• **INSTRUCTIONS TO FOLLOW**: Read through the entries below and return each line with the word "into".

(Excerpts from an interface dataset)

___

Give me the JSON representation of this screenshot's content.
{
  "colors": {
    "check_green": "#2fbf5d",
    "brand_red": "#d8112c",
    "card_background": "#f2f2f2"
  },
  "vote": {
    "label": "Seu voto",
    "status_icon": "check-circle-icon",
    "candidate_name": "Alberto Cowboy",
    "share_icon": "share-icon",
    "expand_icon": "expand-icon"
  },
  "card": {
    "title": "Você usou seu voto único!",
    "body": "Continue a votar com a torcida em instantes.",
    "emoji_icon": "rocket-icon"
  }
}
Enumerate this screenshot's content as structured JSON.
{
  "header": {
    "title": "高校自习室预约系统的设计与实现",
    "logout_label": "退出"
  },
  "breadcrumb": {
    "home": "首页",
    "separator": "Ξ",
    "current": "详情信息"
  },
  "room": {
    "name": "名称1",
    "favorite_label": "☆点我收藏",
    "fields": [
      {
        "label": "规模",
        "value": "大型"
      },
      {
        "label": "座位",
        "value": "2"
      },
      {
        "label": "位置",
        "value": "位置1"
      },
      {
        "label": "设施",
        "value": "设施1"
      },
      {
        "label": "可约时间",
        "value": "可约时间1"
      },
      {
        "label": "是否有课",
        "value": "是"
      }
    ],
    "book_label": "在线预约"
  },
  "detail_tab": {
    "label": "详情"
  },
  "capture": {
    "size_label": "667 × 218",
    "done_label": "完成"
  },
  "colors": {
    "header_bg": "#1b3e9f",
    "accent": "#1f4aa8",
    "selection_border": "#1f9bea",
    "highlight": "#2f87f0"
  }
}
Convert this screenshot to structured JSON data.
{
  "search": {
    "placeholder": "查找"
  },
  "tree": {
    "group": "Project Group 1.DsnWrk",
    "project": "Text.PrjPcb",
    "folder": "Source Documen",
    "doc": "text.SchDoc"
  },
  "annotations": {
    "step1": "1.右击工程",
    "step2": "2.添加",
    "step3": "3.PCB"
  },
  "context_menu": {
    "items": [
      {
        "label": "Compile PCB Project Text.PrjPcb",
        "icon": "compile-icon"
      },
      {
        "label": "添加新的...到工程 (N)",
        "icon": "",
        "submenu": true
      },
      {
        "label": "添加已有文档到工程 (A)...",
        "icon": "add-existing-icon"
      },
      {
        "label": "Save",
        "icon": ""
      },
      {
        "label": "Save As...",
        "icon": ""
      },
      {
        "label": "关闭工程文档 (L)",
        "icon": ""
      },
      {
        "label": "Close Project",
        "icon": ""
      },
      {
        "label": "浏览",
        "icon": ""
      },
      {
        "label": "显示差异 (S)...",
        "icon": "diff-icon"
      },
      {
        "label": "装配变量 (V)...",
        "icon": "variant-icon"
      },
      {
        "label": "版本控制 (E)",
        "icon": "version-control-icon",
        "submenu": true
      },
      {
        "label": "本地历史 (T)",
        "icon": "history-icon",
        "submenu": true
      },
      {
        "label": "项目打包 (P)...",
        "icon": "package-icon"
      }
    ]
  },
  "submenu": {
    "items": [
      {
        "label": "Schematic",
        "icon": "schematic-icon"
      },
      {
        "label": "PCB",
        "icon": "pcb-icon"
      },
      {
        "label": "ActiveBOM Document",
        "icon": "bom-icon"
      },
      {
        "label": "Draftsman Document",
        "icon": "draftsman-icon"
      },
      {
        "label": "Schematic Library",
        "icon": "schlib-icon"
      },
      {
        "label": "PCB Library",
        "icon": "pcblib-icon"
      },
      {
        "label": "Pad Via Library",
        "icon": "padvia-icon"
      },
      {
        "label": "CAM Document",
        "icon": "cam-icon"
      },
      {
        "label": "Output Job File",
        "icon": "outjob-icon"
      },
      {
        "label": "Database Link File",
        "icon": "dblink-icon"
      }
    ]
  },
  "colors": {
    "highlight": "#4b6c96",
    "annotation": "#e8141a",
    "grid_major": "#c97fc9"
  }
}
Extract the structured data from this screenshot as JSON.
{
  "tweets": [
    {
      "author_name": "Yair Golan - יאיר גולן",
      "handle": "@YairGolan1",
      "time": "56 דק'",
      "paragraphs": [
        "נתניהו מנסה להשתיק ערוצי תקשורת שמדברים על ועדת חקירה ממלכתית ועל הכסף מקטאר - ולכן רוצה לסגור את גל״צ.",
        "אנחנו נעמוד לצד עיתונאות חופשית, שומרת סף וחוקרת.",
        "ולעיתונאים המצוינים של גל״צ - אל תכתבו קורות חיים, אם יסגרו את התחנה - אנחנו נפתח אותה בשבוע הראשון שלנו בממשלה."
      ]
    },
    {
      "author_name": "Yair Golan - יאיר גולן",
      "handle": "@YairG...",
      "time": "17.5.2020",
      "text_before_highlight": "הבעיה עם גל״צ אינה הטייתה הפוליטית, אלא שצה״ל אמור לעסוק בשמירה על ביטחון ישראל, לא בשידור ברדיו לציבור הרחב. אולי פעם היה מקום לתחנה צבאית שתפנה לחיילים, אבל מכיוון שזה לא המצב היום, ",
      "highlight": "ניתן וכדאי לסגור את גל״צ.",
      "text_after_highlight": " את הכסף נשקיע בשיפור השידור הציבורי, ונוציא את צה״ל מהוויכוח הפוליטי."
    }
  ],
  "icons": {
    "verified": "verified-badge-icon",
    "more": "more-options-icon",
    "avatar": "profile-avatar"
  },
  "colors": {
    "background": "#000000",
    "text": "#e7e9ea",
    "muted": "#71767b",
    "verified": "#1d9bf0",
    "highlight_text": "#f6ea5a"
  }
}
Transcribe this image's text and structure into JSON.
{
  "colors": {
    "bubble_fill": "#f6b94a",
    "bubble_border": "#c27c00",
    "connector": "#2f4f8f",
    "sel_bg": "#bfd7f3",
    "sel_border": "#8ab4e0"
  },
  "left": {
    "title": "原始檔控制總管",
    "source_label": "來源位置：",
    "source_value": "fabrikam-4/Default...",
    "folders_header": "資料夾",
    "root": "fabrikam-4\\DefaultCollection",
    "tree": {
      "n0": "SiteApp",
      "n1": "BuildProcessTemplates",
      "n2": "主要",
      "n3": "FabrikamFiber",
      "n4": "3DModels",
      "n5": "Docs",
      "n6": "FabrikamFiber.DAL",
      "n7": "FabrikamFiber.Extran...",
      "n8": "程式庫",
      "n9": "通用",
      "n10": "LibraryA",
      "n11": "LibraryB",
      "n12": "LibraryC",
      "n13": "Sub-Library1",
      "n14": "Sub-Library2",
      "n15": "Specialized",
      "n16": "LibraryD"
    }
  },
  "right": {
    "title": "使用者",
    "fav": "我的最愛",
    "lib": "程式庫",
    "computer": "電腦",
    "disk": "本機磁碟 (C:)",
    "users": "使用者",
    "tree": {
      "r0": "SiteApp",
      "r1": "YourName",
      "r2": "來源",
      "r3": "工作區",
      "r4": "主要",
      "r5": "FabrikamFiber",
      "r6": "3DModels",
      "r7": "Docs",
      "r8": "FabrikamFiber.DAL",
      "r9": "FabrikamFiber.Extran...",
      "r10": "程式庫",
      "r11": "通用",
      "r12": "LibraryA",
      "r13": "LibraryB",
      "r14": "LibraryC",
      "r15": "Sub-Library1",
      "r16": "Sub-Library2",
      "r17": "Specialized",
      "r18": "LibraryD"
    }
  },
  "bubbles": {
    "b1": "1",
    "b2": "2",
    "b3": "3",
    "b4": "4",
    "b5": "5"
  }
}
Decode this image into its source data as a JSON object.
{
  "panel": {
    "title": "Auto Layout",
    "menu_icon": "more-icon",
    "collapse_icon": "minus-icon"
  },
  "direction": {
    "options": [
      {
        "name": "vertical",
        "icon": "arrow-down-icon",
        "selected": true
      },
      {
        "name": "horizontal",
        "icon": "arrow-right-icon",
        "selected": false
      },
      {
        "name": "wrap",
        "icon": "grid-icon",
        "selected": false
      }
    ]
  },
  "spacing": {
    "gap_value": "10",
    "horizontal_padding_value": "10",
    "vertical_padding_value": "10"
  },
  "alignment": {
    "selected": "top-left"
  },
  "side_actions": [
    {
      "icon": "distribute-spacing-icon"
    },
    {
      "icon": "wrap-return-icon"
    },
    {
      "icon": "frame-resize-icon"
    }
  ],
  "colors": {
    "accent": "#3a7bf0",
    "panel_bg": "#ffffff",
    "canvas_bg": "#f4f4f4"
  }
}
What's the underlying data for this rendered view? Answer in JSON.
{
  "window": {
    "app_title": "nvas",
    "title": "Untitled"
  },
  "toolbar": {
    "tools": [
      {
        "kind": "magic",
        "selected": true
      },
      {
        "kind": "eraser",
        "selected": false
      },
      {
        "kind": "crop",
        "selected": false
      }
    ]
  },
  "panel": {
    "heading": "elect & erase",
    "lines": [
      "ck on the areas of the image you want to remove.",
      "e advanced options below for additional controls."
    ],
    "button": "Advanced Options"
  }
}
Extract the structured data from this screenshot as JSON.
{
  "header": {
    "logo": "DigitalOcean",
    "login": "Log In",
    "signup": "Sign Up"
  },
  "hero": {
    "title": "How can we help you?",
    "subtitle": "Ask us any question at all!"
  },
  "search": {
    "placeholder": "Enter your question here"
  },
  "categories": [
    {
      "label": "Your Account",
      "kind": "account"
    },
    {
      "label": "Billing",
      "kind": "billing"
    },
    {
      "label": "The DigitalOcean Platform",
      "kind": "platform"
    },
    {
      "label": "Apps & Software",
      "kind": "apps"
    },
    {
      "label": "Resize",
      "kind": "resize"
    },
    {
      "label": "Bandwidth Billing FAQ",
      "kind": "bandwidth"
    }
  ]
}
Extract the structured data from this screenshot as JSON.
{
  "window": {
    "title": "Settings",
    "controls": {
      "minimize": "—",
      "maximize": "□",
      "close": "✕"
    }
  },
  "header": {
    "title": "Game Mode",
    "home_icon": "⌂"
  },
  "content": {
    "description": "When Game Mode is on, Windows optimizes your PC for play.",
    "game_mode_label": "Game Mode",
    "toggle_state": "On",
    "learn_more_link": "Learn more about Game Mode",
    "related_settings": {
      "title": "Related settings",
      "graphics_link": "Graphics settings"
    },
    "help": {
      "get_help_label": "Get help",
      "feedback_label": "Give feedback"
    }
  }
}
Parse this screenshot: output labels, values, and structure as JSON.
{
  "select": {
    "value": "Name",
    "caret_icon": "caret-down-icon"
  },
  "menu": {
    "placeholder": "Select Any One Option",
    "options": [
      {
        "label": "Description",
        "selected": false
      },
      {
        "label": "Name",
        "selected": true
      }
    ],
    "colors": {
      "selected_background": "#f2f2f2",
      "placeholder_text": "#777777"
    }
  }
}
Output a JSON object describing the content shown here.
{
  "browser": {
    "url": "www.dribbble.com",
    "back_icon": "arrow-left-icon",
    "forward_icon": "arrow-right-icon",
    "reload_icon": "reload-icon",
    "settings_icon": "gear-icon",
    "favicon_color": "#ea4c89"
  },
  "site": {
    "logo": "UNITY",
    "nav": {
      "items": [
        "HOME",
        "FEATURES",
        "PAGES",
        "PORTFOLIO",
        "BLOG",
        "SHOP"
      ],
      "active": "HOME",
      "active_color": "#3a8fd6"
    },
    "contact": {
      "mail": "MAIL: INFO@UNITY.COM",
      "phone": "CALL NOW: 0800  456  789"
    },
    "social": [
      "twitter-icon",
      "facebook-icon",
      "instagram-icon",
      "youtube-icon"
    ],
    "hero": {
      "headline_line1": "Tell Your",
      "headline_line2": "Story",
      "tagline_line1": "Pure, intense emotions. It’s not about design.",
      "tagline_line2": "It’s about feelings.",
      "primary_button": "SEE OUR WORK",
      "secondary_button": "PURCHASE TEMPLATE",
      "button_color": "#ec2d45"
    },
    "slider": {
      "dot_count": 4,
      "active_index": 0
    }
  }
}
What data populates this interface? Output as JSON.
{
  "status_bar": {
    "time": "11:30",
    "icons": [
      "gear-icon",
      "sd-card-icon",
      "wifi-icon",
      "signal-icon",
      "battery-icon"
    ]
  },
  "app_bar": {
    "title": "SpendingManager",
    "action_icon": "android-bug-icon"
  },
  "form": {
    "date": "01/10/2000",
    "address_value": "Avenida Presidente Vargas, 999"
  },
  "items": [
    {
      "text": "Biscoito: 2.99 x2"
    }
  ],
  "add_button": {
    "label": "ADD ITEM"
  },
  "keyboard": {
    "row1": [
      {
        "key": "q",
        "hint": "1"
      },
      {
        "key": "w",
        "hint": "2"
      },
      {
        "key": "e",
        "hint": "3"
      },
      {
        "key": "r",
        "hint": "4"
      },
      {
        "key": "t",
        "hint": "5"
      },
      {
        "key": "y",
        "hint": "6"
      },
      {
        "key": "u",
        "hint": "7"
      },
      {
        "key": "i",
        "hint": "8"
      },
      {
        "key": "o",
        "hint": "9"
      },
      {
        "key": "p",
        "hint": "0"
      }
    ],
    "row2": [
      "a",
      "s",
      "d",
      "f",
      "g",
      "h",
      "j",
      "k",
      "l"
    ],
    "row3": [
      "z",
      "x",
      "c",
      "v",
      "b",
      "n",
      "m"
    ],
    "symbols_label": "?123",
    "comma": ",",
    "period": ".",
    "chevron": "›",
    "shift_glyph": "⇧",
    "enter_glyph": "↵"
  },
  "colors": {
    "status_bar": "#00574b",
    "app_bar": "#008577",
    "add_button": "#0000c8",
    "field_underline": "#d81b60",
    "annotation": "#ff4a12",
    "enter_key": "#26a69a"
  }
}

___

• **TASK OUTPUT**:
Transcribe this image's text and structure into JSON.
Decode this image into its source data as a JSON object.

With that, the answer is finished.